The other informed consent test discussed in Martin requires that a doctor reveal information concerning medical and surgical procedures that would be disclosed by a doctor of good standing within the medical community of which the doctor is a member. 515 P.2d at 1369. The government argues that prevailing medical practice standards in Claremore, Oklahoma, did not require the doctors to disclose to Mrs. Haley the advisability of seeking the specialized knowledge of a gastroenterologist. The trial court cited Runyon v. Reid, 510 P.2d 943 (Okla.1973), for the proposition that physicians in Oklahoma have a duty to refer a patient to a specialist. But Runyon actually held, "A medical specialist owes a duty to his patient to exercise the degree of skill ordinarily employed under similar circumstances by similar specialist [sic] in the field in the same or similar communities." Id. at 950. Nevertheless, we agree with the trial court that if faced with the question of the duty of a physician to refer patients to a specialist, the Oklahoma Supreme Court would hold a physician does have such a duty when the patient suffers from a malady within the particular knowledge and training of a specialist. The Claremore doctors here had a duty to advise Mrs. Haley that the specialized knowledge of a gastroenterologist could aid in obtaining a more accurate diagnosis. When asked his opinion whether the care rendered Mrs. Haley comported with the standard of care in Tulsa in 1977, Dr. Reynard testified,
"No. I think it falls short in the fact that in 1977, when she was seen, they were obviously confused about the diagnosis.

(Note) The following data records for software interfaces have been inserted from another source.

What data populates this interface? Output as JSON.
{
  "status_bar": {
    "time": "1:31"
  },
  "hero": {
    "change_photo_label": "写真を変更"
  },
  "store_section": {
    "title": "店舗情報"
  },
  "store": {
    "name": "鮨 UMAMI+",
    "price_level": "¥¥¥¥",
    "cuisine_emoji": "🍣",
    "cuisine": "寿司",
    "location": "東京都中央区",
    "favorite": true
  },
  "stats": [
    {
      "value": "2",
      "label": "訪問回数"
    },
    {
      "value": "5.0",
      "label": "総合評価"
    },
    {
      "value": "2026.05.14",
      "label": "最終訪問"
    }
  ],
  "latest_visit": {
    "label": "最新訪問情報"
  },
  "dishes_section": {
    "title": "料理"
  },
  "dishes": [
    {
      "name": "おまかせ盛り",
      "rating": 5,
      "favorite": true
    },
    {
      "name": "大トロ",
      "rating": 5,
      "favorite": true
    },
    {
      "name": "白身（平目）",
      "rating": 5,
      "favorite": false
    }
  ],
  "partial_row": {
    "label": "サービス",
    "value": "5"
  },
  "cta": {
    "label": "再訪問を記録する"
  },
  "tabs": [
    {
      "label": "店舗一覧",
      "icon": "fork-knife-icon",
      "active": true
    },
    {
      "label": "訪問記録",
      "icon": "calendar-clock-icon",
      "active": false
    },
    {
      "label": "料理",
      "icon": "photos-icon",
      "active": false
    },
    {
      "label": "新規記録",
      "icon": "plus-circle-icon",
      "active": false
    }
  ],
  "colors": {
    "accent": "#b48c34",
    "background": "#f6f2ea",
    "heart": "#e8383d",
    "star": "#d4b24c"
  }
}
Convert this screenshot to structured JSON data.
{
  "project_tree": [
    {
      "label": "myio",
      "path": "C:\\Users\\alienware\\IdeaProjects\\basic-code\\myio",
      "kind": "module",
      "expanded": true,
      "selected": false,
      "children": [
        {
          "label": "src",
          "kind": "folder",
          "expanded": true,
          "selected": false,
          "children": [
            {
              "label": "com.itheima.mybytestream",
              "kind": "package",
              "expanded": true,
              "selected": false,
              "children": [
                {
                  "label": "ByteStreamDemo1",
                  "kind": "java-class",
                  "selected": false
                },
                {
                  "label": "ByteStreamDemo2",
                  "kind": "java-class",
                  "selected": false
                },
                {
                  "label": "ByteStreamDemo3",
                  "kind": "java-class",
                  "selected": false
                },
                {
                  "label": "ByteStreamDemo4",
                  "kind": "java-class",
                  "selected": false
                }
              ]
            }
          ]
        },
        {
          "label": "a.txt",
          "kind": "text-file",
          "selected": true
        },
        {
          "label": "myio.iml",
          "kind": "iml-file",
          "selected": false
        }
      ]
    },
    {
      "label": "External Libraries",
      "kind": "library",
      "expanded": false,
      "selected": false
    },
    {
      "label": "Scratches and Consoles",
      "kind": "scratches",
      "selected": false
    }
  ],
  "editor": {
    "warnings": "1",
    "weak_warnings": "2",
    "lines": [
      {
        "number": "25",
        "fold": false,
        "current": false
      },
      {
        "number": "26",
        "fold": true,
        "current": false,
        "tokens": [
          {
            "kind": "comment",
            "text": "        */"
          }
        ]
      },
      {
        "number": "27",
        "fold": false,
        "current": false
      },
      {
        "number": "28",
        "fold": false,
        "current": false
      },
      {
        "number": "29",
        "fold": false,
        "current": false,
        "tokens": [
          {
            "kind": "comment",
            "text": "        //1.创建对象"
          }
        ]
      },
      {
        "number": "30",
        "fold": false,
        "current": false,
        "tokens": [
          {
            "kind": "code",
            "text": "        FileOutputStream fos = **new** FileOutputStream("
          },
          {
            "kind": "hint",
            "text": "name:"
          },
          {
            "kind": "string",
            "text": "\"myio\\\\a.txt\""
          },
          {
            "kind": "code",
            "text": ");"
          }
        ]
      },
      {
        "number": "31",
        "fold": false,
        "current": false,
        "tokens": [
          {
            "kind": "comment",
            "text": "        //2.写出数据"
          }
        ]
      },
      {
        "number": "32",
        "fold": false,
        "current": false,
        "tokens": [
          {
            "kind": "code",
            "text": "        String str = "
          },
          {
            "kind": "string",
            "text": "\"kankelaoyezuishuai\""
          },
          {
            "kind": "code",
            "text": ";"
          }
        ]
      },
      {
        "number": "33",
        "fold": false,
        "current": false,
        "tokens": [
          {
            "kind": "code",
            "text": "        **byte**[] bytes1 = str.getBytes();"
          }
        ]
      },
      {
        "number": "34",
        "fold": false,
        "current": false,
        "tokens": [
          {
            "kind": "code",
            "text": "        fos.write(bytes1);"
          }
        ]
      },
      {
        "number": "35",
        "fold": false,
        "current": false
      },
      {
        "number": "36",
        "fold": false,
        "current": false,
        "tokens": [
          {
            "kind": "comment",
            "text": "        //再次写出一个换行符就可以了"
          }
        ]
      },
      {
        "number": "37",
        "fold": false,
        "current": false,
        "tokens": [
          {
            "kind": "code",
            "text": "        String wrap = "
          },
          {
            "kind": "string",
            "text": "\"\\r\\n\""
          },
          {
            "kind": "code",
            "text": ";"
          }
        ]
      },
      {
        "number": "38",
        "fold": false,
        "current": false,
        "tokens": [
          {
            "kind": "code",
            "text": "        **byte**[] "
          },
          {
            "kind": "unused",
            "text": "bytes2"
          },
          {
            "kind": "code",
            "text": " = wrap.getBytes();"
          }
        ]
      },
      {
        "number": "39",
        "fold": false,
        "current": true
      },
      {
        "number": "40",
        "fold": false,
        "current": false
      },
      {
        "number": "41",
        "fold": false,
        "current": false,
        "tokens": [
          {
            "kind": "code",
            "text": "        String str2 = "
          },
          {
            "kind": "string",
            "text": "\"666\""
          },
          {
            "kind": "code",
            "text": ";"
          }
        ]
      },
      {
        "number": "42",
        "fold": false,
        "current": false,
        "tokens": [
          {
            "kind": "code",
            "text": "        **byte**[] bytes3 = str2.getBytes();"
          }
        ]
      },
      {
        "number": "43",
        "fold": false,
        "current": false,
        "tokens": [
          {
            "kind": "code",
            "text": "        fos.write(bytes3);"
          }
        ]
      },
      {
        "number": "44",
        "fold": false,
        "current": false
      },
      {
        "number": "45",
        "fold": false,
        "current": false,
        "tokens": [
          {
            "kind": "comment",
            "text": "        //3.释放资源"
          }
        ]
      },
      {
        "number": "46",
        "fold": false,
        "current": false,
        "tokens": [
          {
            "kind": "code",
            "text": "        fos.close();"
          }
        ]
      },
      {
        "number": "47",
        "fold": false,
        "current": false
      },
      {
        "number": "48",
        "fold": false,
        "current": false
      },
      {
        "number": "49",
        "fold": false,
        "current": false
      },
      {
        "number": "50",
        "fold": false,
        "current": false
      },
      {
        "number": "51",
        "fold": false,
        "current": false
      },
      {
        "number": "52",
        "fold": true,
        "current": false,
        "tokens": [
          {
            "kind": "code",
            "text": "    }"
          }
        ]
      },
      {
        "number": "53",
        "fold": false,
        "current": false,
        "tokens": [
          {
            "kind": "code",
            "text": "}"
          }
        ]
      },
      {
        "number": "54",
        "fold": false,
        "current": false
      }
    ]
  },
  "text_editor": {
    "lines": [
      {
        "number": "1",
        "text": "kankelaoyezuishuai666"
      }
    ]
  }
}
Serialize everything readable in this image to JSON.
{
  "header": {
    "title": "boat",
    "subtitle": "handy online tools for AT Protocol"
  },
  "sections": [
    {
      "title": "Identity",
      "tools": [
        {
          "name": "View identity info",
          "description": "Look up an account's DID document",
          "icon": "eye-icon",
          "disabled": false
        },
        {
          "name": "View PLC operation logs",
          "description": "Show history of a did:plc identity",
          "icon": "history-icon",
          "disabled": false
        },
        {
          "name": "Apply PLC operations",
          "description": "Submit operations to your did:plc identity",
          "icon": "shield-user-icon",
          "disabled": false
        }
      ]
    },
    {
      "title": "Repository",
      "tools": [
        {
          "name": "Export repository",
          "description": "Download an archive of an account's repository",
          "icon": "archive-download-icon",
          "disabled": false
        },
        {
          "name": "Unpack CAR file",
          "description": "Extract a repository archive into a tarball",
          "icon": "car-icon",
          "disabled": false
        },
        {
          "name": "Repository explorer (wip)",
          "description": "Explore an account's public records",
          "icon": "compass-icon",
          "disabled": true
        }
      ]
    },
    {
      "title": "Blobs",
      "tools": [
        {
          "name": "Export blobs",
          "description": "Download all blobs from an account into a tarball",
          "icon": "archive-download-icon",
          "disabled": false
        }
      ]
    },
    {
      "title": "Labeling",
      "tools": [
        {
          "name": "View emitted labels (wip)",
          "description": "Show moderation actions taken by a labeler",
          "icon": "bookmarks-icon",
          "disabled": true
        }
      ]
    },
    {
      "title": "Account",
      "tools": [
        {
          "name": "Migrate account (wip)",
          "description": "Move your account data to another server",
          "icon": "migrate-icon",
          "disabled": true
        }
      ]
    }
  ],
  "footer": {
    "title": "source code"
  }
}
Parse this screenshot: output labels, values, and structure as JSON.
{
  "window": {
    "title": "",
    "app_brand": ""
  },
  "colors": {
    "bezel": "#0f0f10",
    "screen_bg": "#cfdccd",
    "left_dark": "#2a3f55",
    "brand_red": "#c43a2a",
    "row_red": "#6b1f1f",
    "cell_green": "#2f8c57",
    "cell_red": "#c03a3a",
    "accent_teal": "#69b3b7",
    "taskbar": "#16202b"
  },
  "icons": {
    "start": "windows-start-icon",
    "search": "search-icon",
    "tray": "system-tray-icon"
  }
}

The chart goes back from ulcerative colitis to Crohn's disease to, slash, 'I don't know what it is.' I think the first thing that should have been done by any standard or any normal practicing physician is to have her initial slides reviewed to see if that could help resolve the problem. You don't ask the patient what kind of disease they have. Frequently, patients are confused and they don't know if they have cancer or inflammatory bowel disease or what. So I think the slides should have been reviewed and I think she should have been consulted by a gastroenterologist...."
R. IV, 200-01. We find no error in the trial court's conclusion that the physicians in this case did not conform their disclosures to the prevailing standard in the community.
The cause of action in this case arose in Oklahoma. Since the liability of the United States under the Federal Tort Claims Act is determined in accordance with state law, the substantive law of Oklahoma applies in this case. Castillo v. United States, 552 F.2d 1385, 1388 (10th Cir. 1977)